Our first extraction
Its finally here! Its 22nd July and its time to do our first ever honey harvest. Over the last few weeks, the bees have been doing a fantastic job at bringing in the nectar and turning it into honey – so much so that we’ve had to take several frames just to make sure they would have enough space to get them through to harvest day! Now we’re here, lets talk about the extraction process and the results!
Step 1: Getting an extractor
One option for getting an extractor is to just go to your local beekeeping store and buy one – getting a manual one is going to be the cheapest option but depending on how many hives and how long you’d like it to last, you may be better off going for an electric one. Sadly, these can be pretty pricy. As this is our first year of beekeeping, we’ve opted for reaching out to the Gloucestershire Beekeepers Association who thankfully have extractors available to hire for (at the time of writing this) £10 per week. If your local, id highly recommend becoming a member and taking up this option.

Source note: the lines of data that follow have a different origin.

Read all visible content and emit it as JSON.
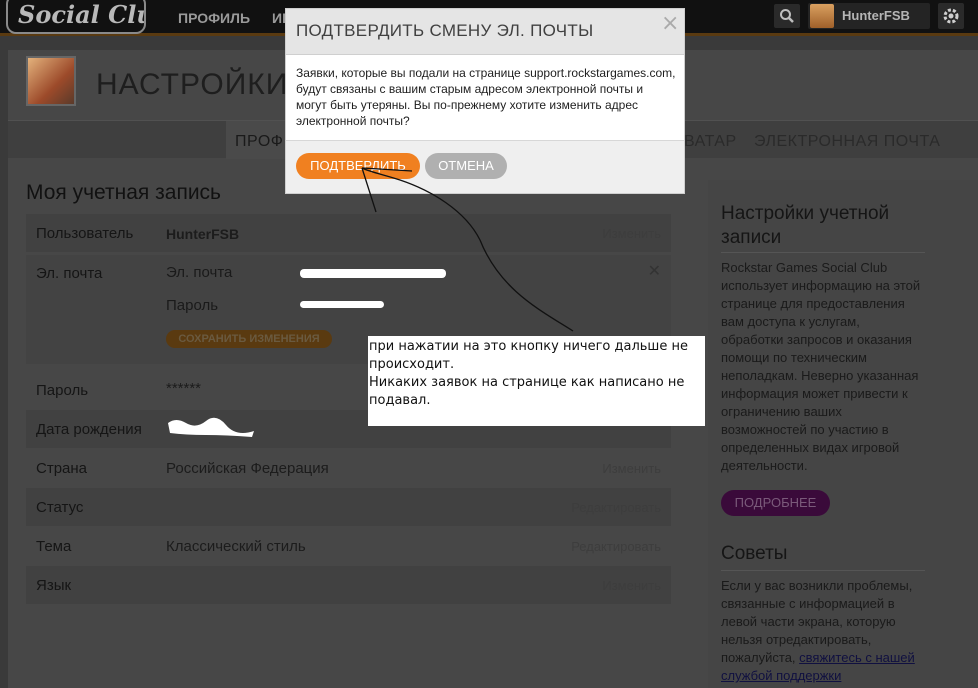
{
  "topbar": {
    "logo": "Social Club",
    "nav": [
      "ПРОФИЛЬ",
      "ИГ"
    ],
    "username": "HunterFSB"
  },
  "page": {
    "title": "НАСТРОЙКИ",
    "tabs": [
      "ПРОФ",
      "ВАТАР",
      "ЭЛЕКТРОННАЯ ПОЧТА"
    ]
  },
  "account": {
    "section_title": "Моя учетная запись",
    "rows": {
      "user": {
        "label": "Пользователь",
        "value": "HunterFSB",
        "action": "Изменить"
      },
      "email": {
        "label": "Эл. почта",
        "sub_email_label": "Эл. почта",
        "sub_password_label": "Пароль",
        "save_button": "СОХРАНИТЬ ИЗМЕНЕНИЯ"
      },
      "password": {
        "label": "Пароль",
        "value": "******"
      },
      "dob": {
        "label": "Дата рождения"
      },
      "country": {
        "label": "Страна",
        "value": "Российская Федерация",
        "action": "Изменить"
      },
      "status": {
        "label": "Статус",
        "action": "Редактировать"
      },
      "theme": {
        "label": "Тема",
        "value": "Классический стиль",
        "action": "Редактировать"
      },
      "language": {
        "label": "Язык",
        "action": "Изменить"
      }
    }
  },
  "sidebar": {
    "settings_title": "Настройки учетной записи",
    "settings_text": "Rockstar Games Social Club использует информацию на этой странице для предоставления вам доступа к услугам, обработки запросов и оказания помощи по техническим неполадкам. Неверно указанная информация может привести к ограничению ваших возможностей по участию в определенных видах игровой деятельности.",
    "more_button": "ПОДРОБНЕЕ",
    "tips_title": "Советы",
    "tips_text": "Если у вас возникли проблемы, связанные с информацией в левой части экрана, которую нельзя отредактировать, пожалуйста, ",
    "tips_link": "свяжитесь с нашей службой поддержки"
  },
  "modal": {
    "title": "ПОДТВЕРДИТЬ СМЕНУ ЭЛ. ПОЧТЫ",
    "body": "Заявки, которые вы подали на странице support.rockstargames.com, будут связаны с вашим старым адресом электронной почты и могут быть утеряны. Вы по-прежнему хотите изменить адрес электронной почты?",
    "confirm": "ПОДТВЕРДИТЬ",
    "cancel": "ОТМЕНА",
    "close": "×"
  },
  "annotation": {
    "text": "при нажатии на это кнопку ничего дальше не происходит.\nНикаких заявок на странице как написано не подавал."
  },
  "colors": {
    "accent": "#f08020",
    "overlay_bg": "#3a3a3a",
    "more_button": "#3a0a3a"
  }
}
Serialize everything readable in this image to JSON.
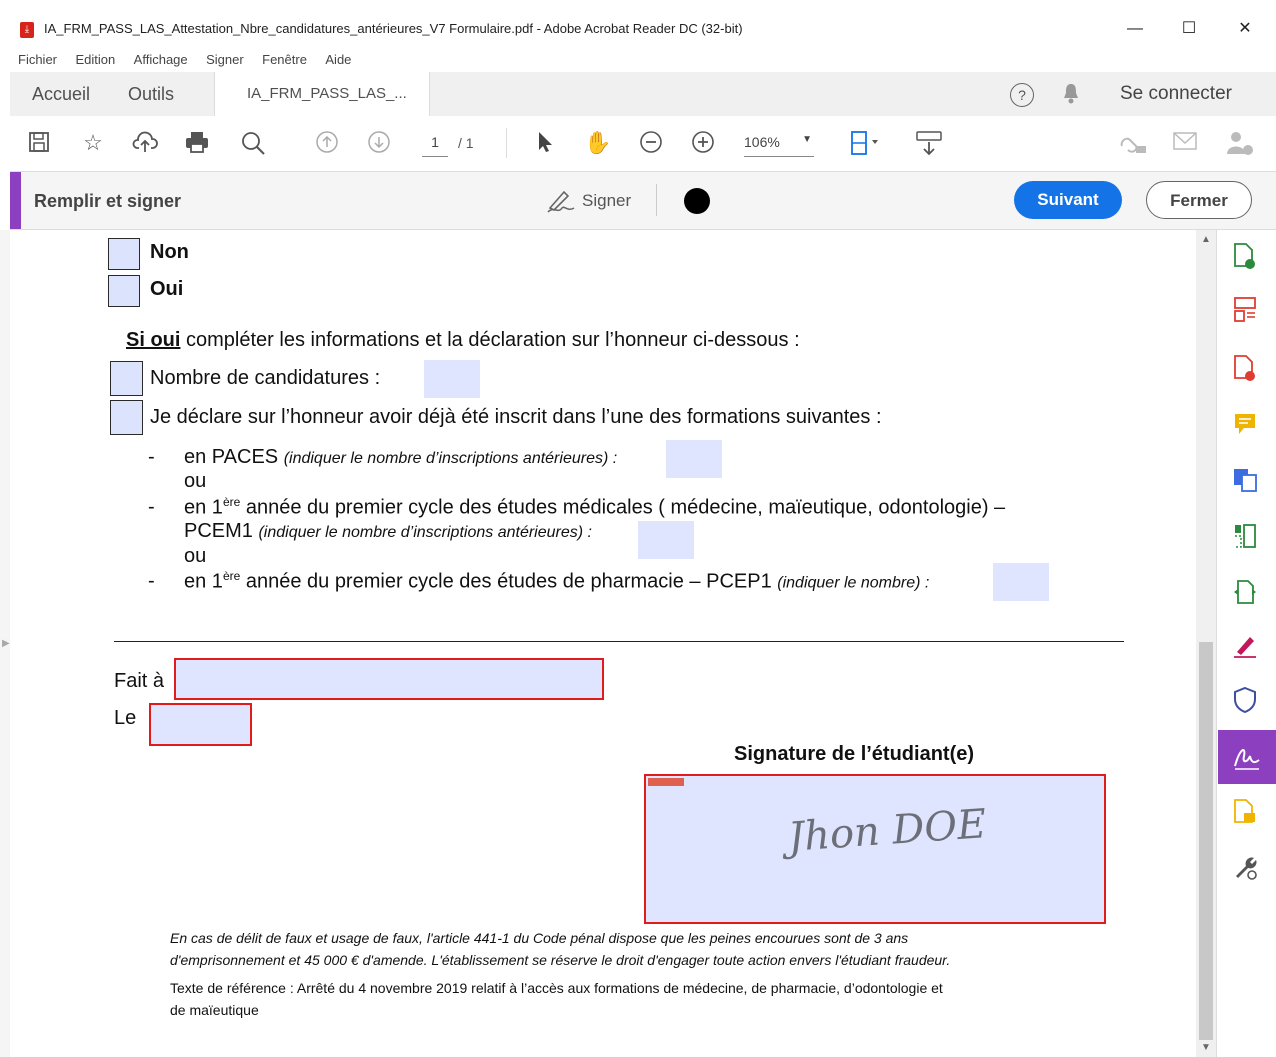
{
  "window": {
    "title": "IA_FRM_PASS_LAS_Attestation_Nbre_candidatures_antérieures_V7 Formulaire.pdf - Adobe Acrobat Reader DC (32-bit)",
    "minimize": "—",
    "maximize": "☐",
    "close": "✕"
  },
  "menu": [
    "Fichier",
    "Edition",
    "Affichage",
    "Signer",
    "Fenêtre",
    "Aide"
  ],
  "tabs": {
    "home": "Accueil",
    "tools": "Outils",
    "document": "IA_FRM_PASS_LAS_...",
    "close": "×"
  },
  "header": {
    "help": "?",
    "signin": "Se connecter"
  },
  "toolbar": {
    "page_current": "1",
    "page_total": "/ 1",
    "zoom": "106%"
  },
  "fillsign": {
    "title": "Remplir et signer",
    "sign_label": "Signer",
    "next_button": "Suivant",
    "close_button": "Fermer",
    "accent_color": "#8c3fbf",
    "next_color": "#1473e6"
  },
  "form": {
    "non": "Non",
    "oui": "Oui",
    "si_oui": "Si oui",
    "si_oui_rest": " compléter les informations et la déclaration sur l’honneur ci-dessous :",
    "nombre": "Nombre de candidatures :",
    "declare": "Je déclare sur l’honneur avoir déjà été inscrit dans l’une des formations suivantes :",
    "dash": "-",
    "paces": "en PACES",
    "paces_hint": "(indiquer le nombre d’inscriptions antérieures) :",
    "ou": "ou",
    "pcem_a": "en 1",
    "pcem_sup": "ère",
    "pcem_b": " année  du premier cycle des études médicales ( médecine, maïeutique, odontologie) –",
    "pcem_c": "PCEM1",
    "pcem_hint": "(indiquer le nombre d’inscriptions antérieures) :",
    "pcep_a": "en 1",
    "pcep_sup": "ère",
    "pcep_b": " année du premier cycle des études de pharmacie – PCEP1",
    "pcep_hint": "(indiquer le nombre) :",
    "fait_a": "Fait à",
    "le": "Le",
    "signature_title": "Signature de l’étudiant(e)",
    "signature_value": "Jhon DOE",
    "legal1": "En cas de délit de faux et usage de faux, l'article 441-1 du Code pénal dispose que les peines encourues sont de 3 ans",
    "legal2": "d'emprisonnement et 45 000 € d'amende. L'établissement se réserve le droit d'engager toute action envers l'étudiant fraudeur.",
    "ref1": "Texte de référence : Arrêté du 4 novembre 2019 relatif à l’accès aux formations de médecine, de pharmacie, d’odontologie et",
    "ref2": "de maïeutique"
  }
}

Step 2: Other bits and bobs
Other things which you will likely need for your extraction will be some kind of uncapping tray and knife. Along with this, a couple of food safe buckets, a settling tank and a something to filter the wax cappings from the honey. I bought mine from Abelo and would highly recommend them.
Step 3: Getting your frames of honey
At this point in the season we’ve added 3 supers. During our 13th inspection we go through the hive and pull out all fully capped over frames. This came to a total of 23 super frames plus 1 frame from the brood box which was full of honey. We have another 11 frames which are almost capped over which will be extracted on a future date.
The process pulling out these frames along with making our first split can be seen here:
Step 4: Uncapping and extracting
Now you’ve got all your kit and your frames of honey, lets start uncapping all our frames and loading them into the extractor. The uncapping process is fairly straight forward, either take your knife and run it down the frames to remove the top layer of wax. The removed layer will fall down into the uncapping tray and left over honey will drip out into the container at the bottom. Once uncapped, spread these evenly into the extractor making sure they are balanced evenly (If not, the extractor will wobble quite a bit). After this, turn on the extractor and slowly progress through the levels to allow the honey to cap out. In total, I spent five minutes in one direction before reversing the spinning direction for another 5 minutes. After this, I removed the frames and put the empty frames to one side. Later, I return these frames to the bees to allow them to clean them off for us.
Step 5: Filtering the honey and jaring
After every 1-2 loads, I open the valve and allow the honey to flow out into the honey strainer to remove any wax and debris and store the contents into a bucket before then finally filling our honey settling tank. From here, leave it for a at least a day before filling your jars
Final wrap up
We haven’t got around to bottling all of our jars yet but here is the first batch! Really happy with our first harvest – But I recon in total we’ve extracted around 35kg of honey! If you’re interested in buying any, check out our Products page!